Dallas Morning News “Not since war chiefs such as Geronimo or Crazy Horse has an Indian leader so polarized the American public as Russell Means.”
The Washington Post “One of the biggest, baddest, meanest, angriest, most famous American Indian activists of the late twentieth century.”
Library Journal "Next to Wilma Mankiller, Russell Means is the contemporary Native American leader that most non-Native Americans are likely to know. He first came to worldwide media attention during the 1973 siege at Wounded Knee, South Dakota, and has rarely been out of the spotlight since. A leader of the American Indian Movement (AIM), he also made news for filing a lawsuit against the Cleveland Indians to stop the use of the Indians mascot; most recently, Means played in the Disney animated feature film Pocahontas, in which he was the voice of Powhatan. This extremely readable and chatty autobiography gives an insider's eyewitness account of the events of Means's life, allowing non-Native readers some insight into the world of contemporary Native America with all of its strengths and weaknesses. Struggling with alcohol throughout his busy life, Means went into treatment in 1991 and began this book soon after. Highly recommended." [For an interview with Means, see p. 68.] Lisa A. Mitten, Univ. of Pittsburgh Lib., Copyright 1995 Reed Business Information, Inc.
American Library Association Booklist "American Indian activist Means tells his life story with all the clash and fire of thunder and lightning. Means helped turn the grass-roots American Indian Movement (AIM) of the 1960s into a bold national organization that took on the federal government during the 1970s in heated battles at Mount Rushmore; the Washington, D.C., the headquarters of the Bureau of Indian Affairs; and, most dramatically and violently, at Wounded Knee, where Means and his fellow protesters withstood the siege of heavily armed federal agents for 71 world-altering days. His autobiography, a tale spiked with an uncompromising attitude, frank regret, warranted pride, ringing political truths, and spiritual revelation, combines one man's personal quest with an insider's view of a crucial social movement. Means provides powerful testimony to the devastating consequences of the federal government's attempted cultural annihilation of American Indians in this century as well as the last as he recounts his difficult childhood, his self-destructive years as a bar brawler and drug dealer, and, finally, his transformation from a "part-time" to "full-time" Indian with a deep commitment to militant activism. Means is no saint, but even if some of his opinions and actions are drastic, his intentions are honorable, and his story should be heard." Donna Seaman
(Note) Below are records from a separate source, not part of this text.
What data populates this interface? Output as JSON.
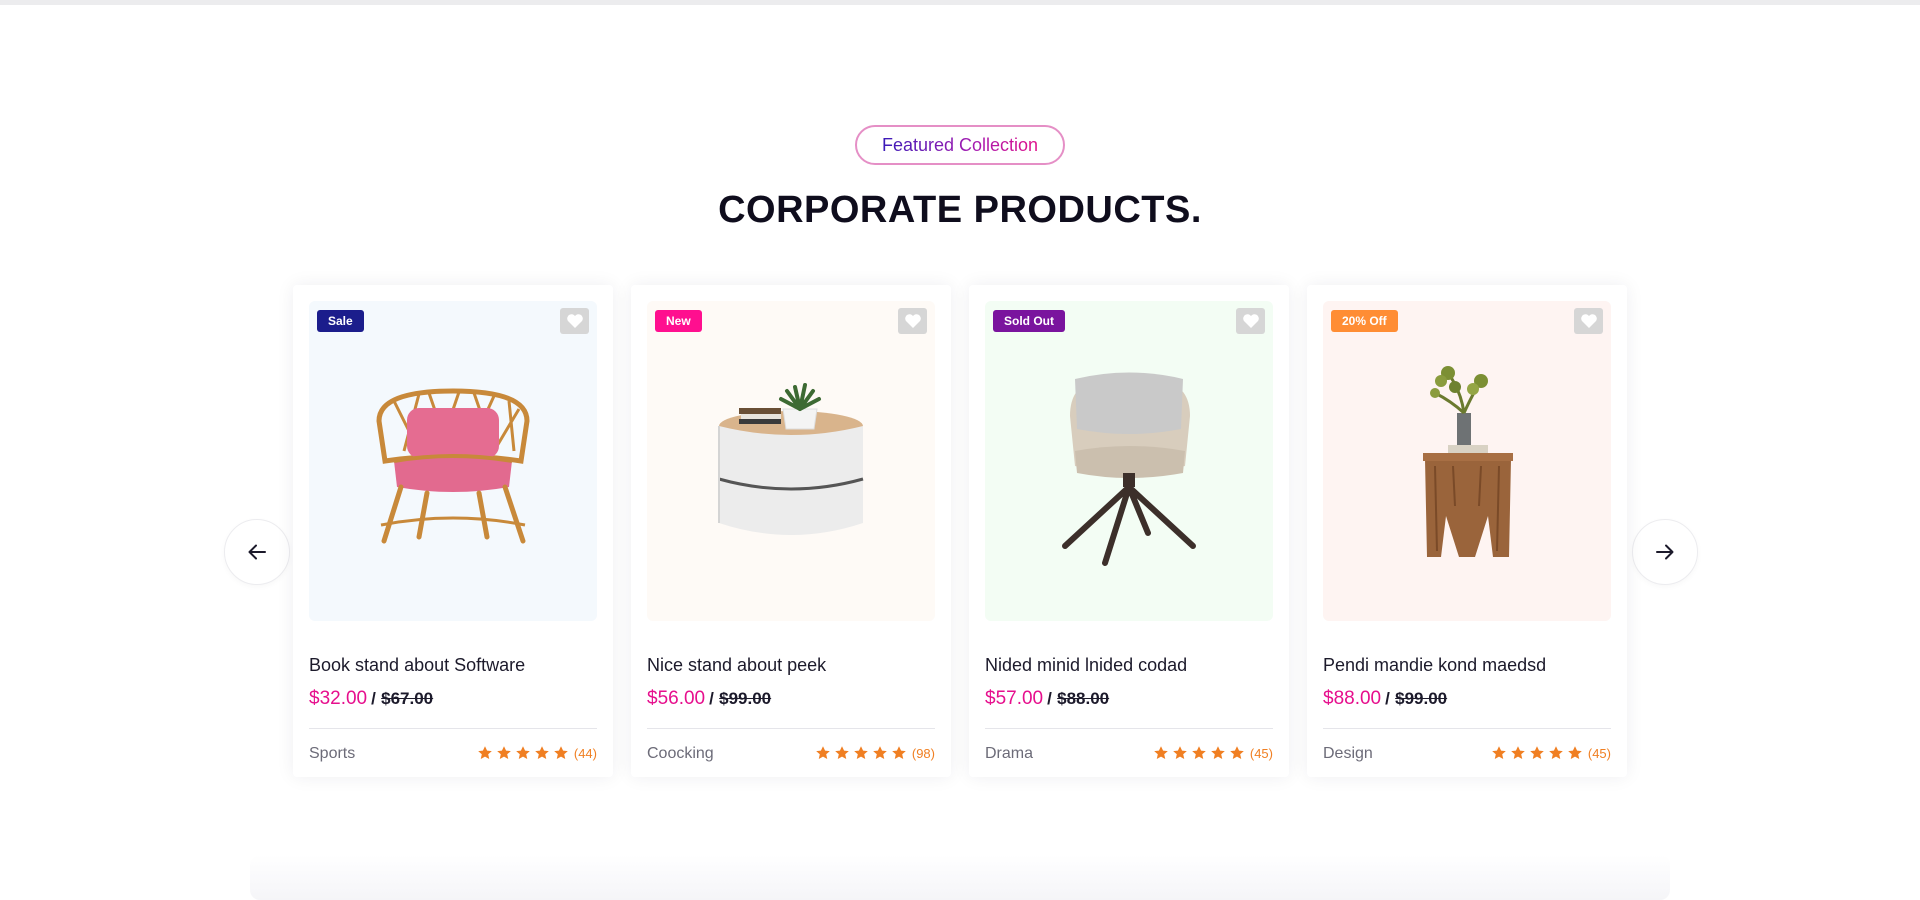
{
  "section": {
    "eyebrow": "Featured Collection",
    "title": "CORPORATE PRODUCTS."
  },
  "nav": {
    "prev_icon": "arrow-left-icon",
    "next_icon": "arrow-right-icon"
  },
  "products": [
    {
      "badge": "Sale",
      "badge_color": "#1b1d8c",
      "media_bg": "#f4f9fd",
      "image": "rattan-armchair",
      "name": "Book stand about Software",
      "price": "$32.00",
      "separator": "/",
      "old_price": "$67.00",
      "category": "Sports",
      "rating": 5,
      "reviews": "(44)"
    },
    {
      "badge": "New",
      "badge_color": "#ff0f8f",
      "media_bg": "#fefaf6",
      "image": "round-side-table",
      "name": "Nice stand about peek",
      "price": "$56.00",
      "separator": "/",
      "old_price": "$99.00",
      "category": "Coocking",
      "rating": 5,
      "reviews": "(98)"
    },
    {
      "badge": "Sold Out",
      "badge_color": "#7a149e",
      "media_bg": "#f3fdf4",
      "image": "upholstered-chair",
      "name": "Nided minid lnided codad",
      "price": "$57.00",
      "separator": "/",
      "old_price": "$88.00",
      "category": "Drama",
      "rating": 5,
      "reviews": "(45)"
    },
    {
      "badge": "20% Off",
      "badge_color": "#ff8d34",
      "media_bg": "#fef4f2",
      "image": "wooden-stool-with-vase",
      "name": "Pendi mandie kond maedsd",
      "price": "$88.00",
      "separator": "/",
      "old_price": "$99.00",
      "category": "Design",
      "rating": 5,
      "reviews": "(45)"
    }
  ],
  "colors": {
    "accent_price": "#e60f8d",
    "star": "#f07f22"
  }
}
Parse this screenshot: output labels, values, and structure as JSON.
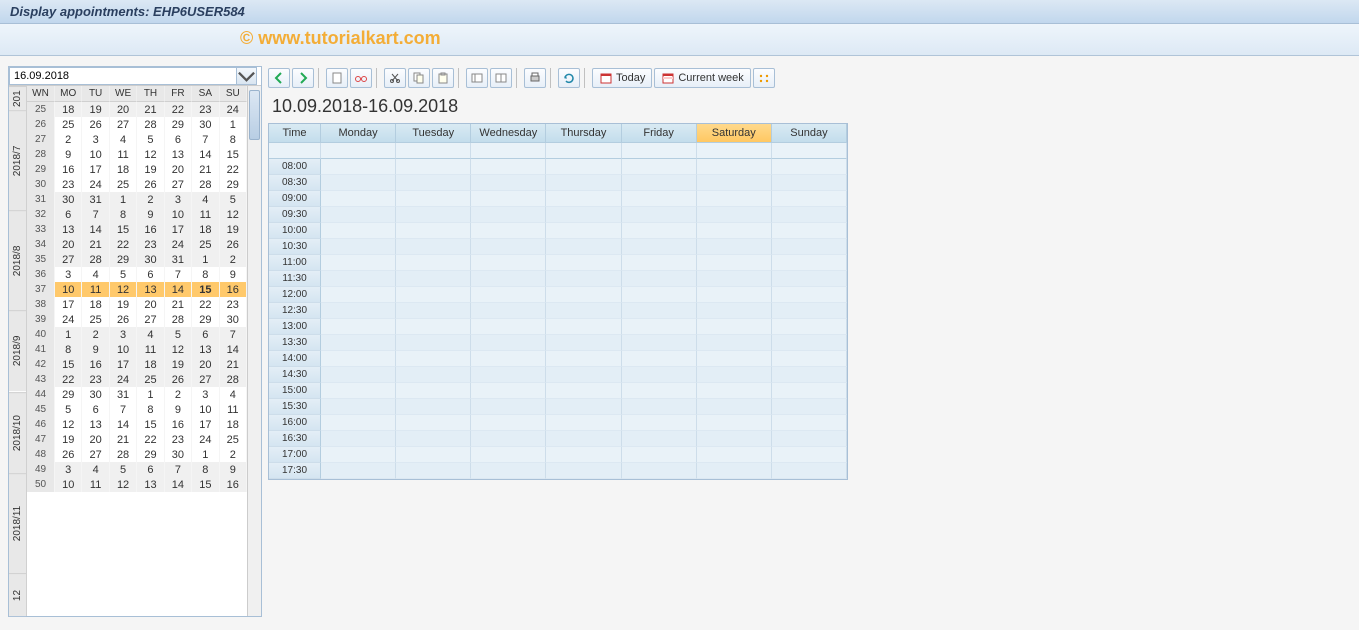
{
  "title": "Display appointments: EHP6USER584",
  "watermark": "© www.tutorialkart.com",
  "date_input": {
    "value": "16.09.2018"
  },
  "mini_cal": {
    "headers": [
      "WN",
      "MO",
      "TU",
      "WE",
      "TH",
      "FR",
      "SA",
      "SU"
    ],
    "months": [
      {
        "label": "201",
        "rows": [
          [
            25,
            18,
            19,
            20,
            21,
            22,
            23,
            24
          ]
        ],
        "class": "alt-month"
      },
      {
        "label": "2018/7",
        "rows": [
          [
            26,
            25,
            26,
            27,
            28,
            29,
            30,
            1
          ],
          [
            27,
            2,
            3,
            4,
            5,
            6,
            7,
            8
          ],
          [
            28,
            9,
            10,
            11,
            12,
            13,
            14,
            15
          ],
          [
            29,
            16,
            17,
            18,
            19,
            20,
            21,
            22
          ],
          [
            30,
            23,
            24,
            25,
            26,
            27,
            28,
            29
          ]
        ],
        "class": "cur-month"
      },
      {
        "label": "2018/8",
        "rows": [
          [
            31,
            30,
            31,
            1,
            2,
            3,
            4,
            5
          ],
          [
            32,
            6,
            7,
            8,
            9,
            10,
            11,
            12
          ],
          [
            33,
            13,
            14,
            15,
            16,
            17,
            18,
            19
          ],
          [
            34,
            20,
            21,
            22,
            23,
            24,
            25,
            26
          ],
          [
            35,
            27,
            28,
            29,
            30,
            31,
            1,
            2
          ]
        ],
        "class": "alt-month"
      },
      {
        "label": "2018/9",
        "rows": [
          [
            36,
            3,
            4,
            5,
            6,
            7,
            8,
            9
          ],
          [
            37,
            10,
            11,
            12,
            13,
            14,
            15,
            16
          ],
          [
            38,
            17,
            18,
            19,
            20,
            21,
            22,
            23
          ],
          [
            39,
            24,
            25,
            26,
            27,
            28,
            29,
            30
          ]
        ],
        "class": "cur-month",
        "highlight_wn": 37,
        "today": 15
      },
      {
        "label": "2018/10",
        "rows": [
          [
            40,
            1,
            2,
            3,
            4,
            5,
            6,
            7
          ],
          [
            41,
            8,
            9,
            10,
            11,
            12,
            13,
            14
          ],
          [
            42,
            15,
            16,
            17,
            18,
            19,
            20,
            21
          ],
          [
            43,
            22,
            23,
            24,
            25,
            26,
            27,
            28
          ]
        ],
        "class": "alt-month"
      },
      {
        "label": "2018/11",
        "rows": [
          [
            44,
            29,
            30,
            31,
            1,
            2,
            3,
            4
          ],
          [
            45,
            5,
            6,
            7,
            8,
            9,
            10,
            11
          ],
          [
            46,
            12,
            13,
            14,
            15,
            16,
            17,
            18
          ],
          [
            47,
            19,
            20,
            21,
            22,
            23,
            24,
            25
          ],
          [
            48,
            26,
            27,
            28,
            29,
            30,
            1,
            2
          ]
        ],
        "class": "cur-month"
      },
      {
        "label": "12",
        "rows": [
          [
            49,
            3,
            4,
            5,
            6,
            7,
            8,
            9
          ],
          [
            50,
            10,
            11,
            12,
            13,
            14,
            15,
            16
          ]
        ],
        "class": "alt-month"
      }
    ]
  },
  "toolbar": {
    "back": "back-icon",
    "forward": "forward-icon",
    "new": "new-icon",
    "display": "display-icon",
    "cut": "cut-icon",
    "copy": "copy-icon",
    "paste": "paste-icon",
    "layout1": "layout-icon",
    "layout2": "layout-split-icon",
    "print": "print-icon",
    "refresh": "refresh-icon",
    "today_label": "Today",
    "week_label": "Current week",
    "more": "more-icon"
  },
  "schedule": {
    "range": "10.09.2018-16.09.2018",
    "time_label": "Time",
    "days": [
      "Monday",
      "Tuesday",
      "Wednesday",
      "Thursday",
      "Friday",
      "Saturday",
      "Sunday"
    ],
    "times": [
      "08:00",
      "08:30",
      "09:00",
      "09:30",
      "10:00",
      "10:30",
      "11:00",
      "11:30",
      "12:00",
      "12:30",
      "13:00",
      "13:30",
      "14:00",
      "14:30",
      "15:00",
      "15:30",
      "16:00",
      "16:30",
      "17:00",
      "17:30"
    ]
  }
}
AudioFile After researching the persecution of American Indians by the US government, Russell Means, also a Native American, decided to fight back through organized protest. Means reveals his transformation from troubled teenager to motivated community activist. Although Means is not an accomplished speaker, no one could better convey the disheartening ordeals of his people more appropriately. Bitterness surfaces in his voice as he reveals the countless inequities Native Americans have suffered. He emotionally exposes how years of prejudice toward him resulted in a frustrating battle against alcoholism and debilitating suppression of anger. Means's inspirational portrayal of the American Indians' spiritual beliefs, convictions and myths is mesmerizing. B.J.P. (c) AudioFile, Portland, Maine
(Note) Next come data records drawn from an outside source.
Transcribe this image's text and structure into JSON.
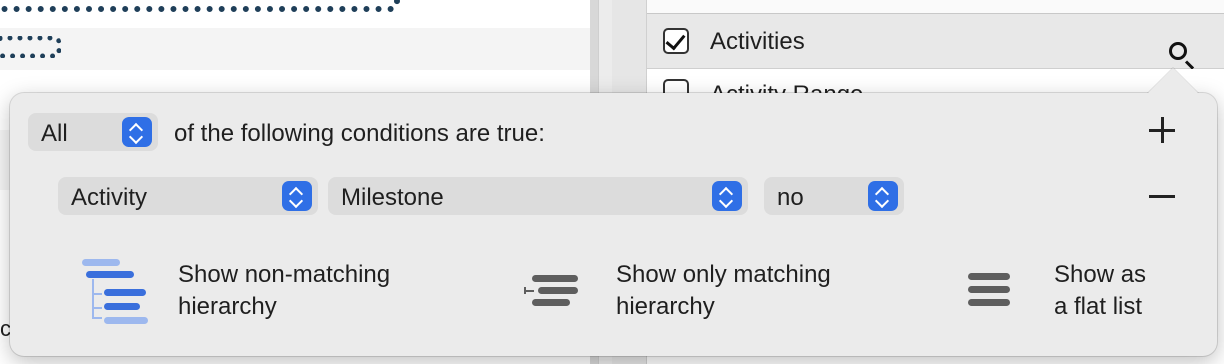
{
  "background": {
    "filter_list": {
      "active_item": "Activities",
      "active_checked": true,
      "next_item": "Activity Range"
    },
    "cut_text": "c"
  },
  "popover": {
    "quantifier": {
      "value": "All"
    },
    "conditions_text": "of the following conditions are true:",
    "rule": {
      "field": "Activity",
      "property": "Milestone",
      "value": "no"
    },
    "add_icon": "plus-icon",
    "remove_icon": "minus-icon",
    "display_options": [
      {
        "label_line1": "Show non-matching",
        "label_line2": "hierarchy",
        "icon": "hierarchy-outline-icon",
        "selected": true
      },
      {
        "label_line1": "Show only matching",
        "label_line2": "hierarchy",
        "icon": "matching-hierarchy-icon",
        "selected": false
      },
      {
        "label_line1": "Show as",
        "label_line2": "a flat list",
        "icon": "flat-list-icon",
        "selected": false
      }
    ]
  },
  "colors": {
    "accent": "#2f6fe6",
    "selected_icon": "#3a6fdc",
    "selected_icon_light": "#9db8ee",
    "inactive_icon": "#5e5e5e",
    "popover_bg": "#ebebeb"
  }
}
Publishers Weekly "Indian people are dying of sympathy,'" declares legendary activist Means. "What we want is respect." His unwieldy yet absorbing epic conveys his furious, resourceful activism, intertwined with (and sometimes overshadowed by) his own dramatic, messy life--including heavy drinking, attempts on his life, a stint in prison and several rocky marriages. "Conscientized'" by the American Indian Movement at 30, Means helped define Indian rage, leading an occupation of the federal Bureau of Indian Affairs and, in 1973, an armed takeover of Wounded Knee in protest of a corrupt Lakota tribal government. Assisted by historian Wolf, Means tells his story with vernacular frankness, regularly slamming Eurocentrism. While Means's love for his people and his anger at America's historic depredations seem genuine, his conclusion steals some of his thunder (and contradicts his opposition to intermarriage): after finally entering therapy to cope with his anger, he determines that "feelings and relationships" matter far more than race or culture.